The big majority of toilers in these countries reveled in getting the Stalinist boot off their necks. But they are resisting efforts to make them accept as normal the joblessness, social insecurity, and dog-eat- dog competition produced and reproduced by the workings of capitalism. They're defending the social conquests that have survived in the workers state, in however tattered condition, despite decades of police- state terror and massive corruption by the petty- bourgeois castes. It's a class question.
In the past couple of months I've noticed that even opinion polls in Russia and eastern Germany reinforce this assessment. One taken by the Russian Academy of Science at the end of 1993 found that support for "economic reforms" in Russia had dropped from about 40 percent of those surveyed in 1989 to less than 25 percent. The majority of those polled agreed with the statement that "privatization is legalized theft." And according to the German Economic Ministry itself, a survey in eastern Germany in December 1993 found that support for the "market economy" had dropped to 35 percent from 77 percent in February 1990.
Of course, this doesn't mean that the working class in any of these deformed workers states has a class- struggle leadership, let alone a communist vanguard. Communist continuity was broken by the Stalinist murder machine in these countries decades ago and is yet to be reknit.

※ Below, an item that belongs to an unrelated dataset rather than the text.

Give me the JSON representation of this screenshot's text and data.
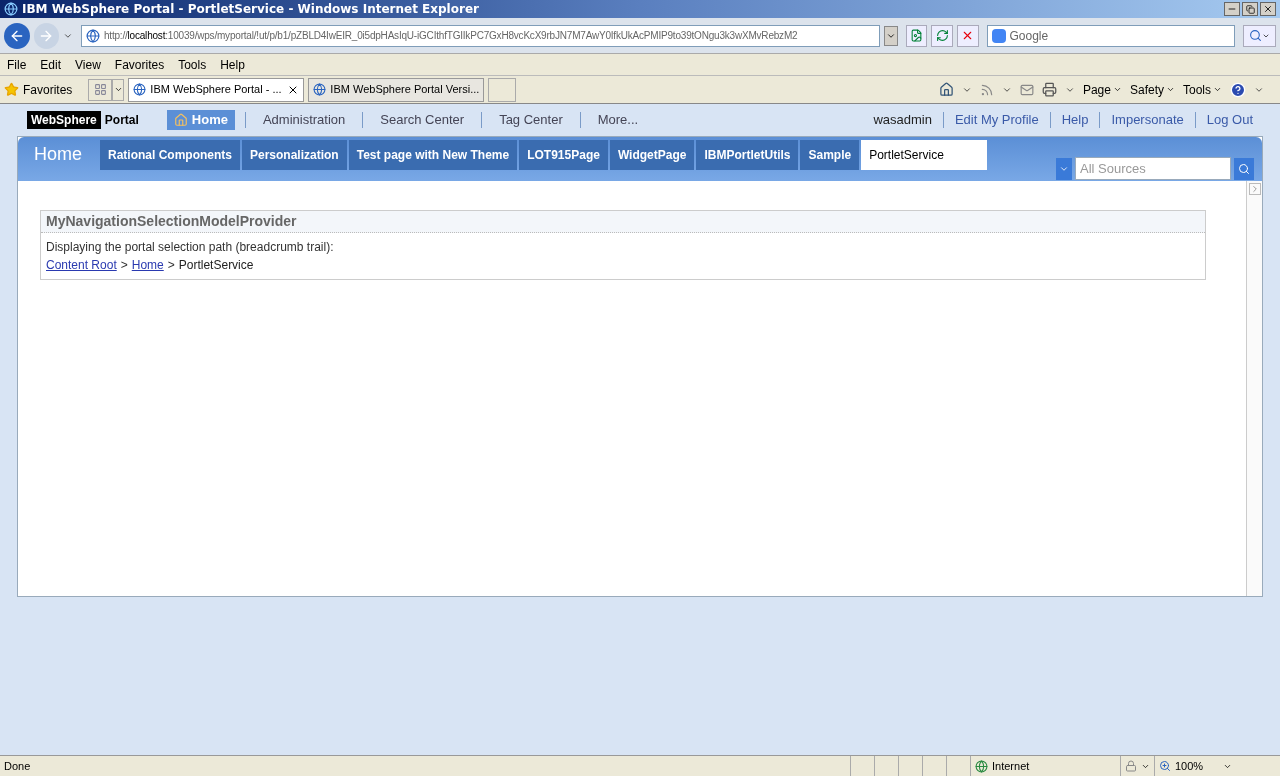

As a result of Stalinism's counterrevolutionary legacy, even the most rudimentary support for socialism versus capitalism as a conscious alternative exists only among small numbers of workers and youth.
But as events of the past half decade have demonstrated, it would be dead wrong to conclude that workers in these countries have been transformed into warm-blooded robots to produce surplus value for the world bourgeoisie. Neither Stalinist police terror nor the procapitalist course of the new regimes has been able to crush and atomize the working class.

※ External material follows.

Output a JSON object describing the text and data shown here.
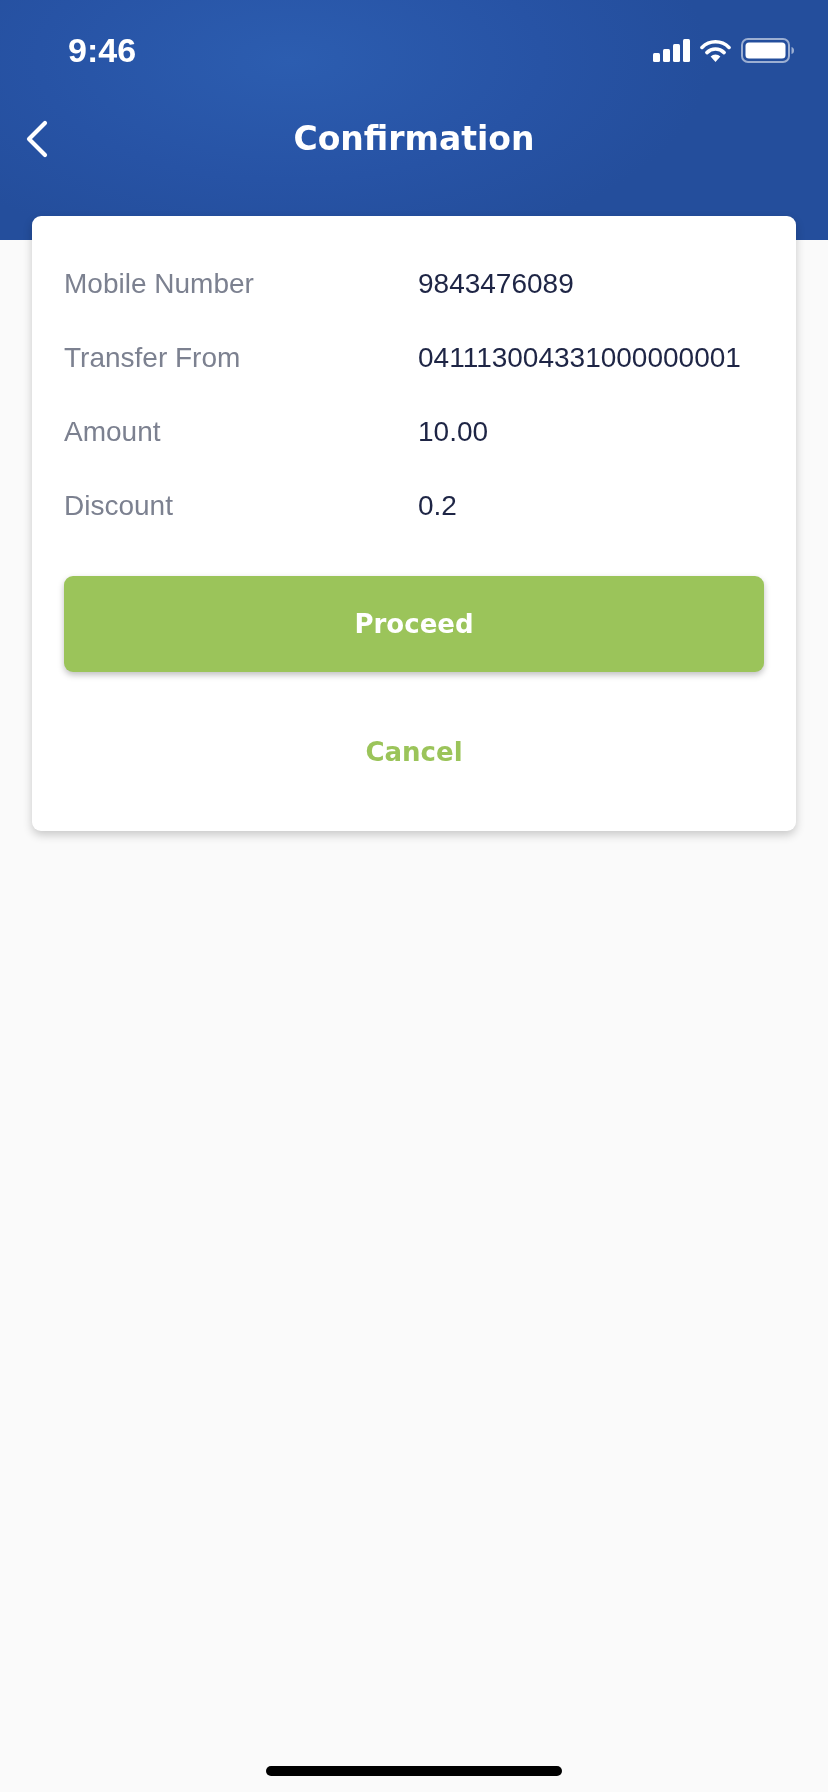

Having gone through two presidents, Gorbachev and Yeltsin; too many prime ministers and cabinets to remember; and two botched coup attempts, the upshot of half a decade of U.S. imperialism's efforts to advance capitalist restoration in Russia is that the economy and society as a whole have been driven into deeper crisis and social dislocation. As Moscow seeks to reassert dominance over the now-independent countries that once made up the USSR, rival factions among the privileged layers in those lands divide over relations with Russia. The grab for territory and resources is draped in Yugoslavia-style nationalist demagogy on all sides. Parts of the former Soviet Union are intermittently engulfed in civil war.
But the workers in city and countryside in Russia and other former Soviet republics have not been won to the course of capitalist restoration, or to acquiescence to its consequences.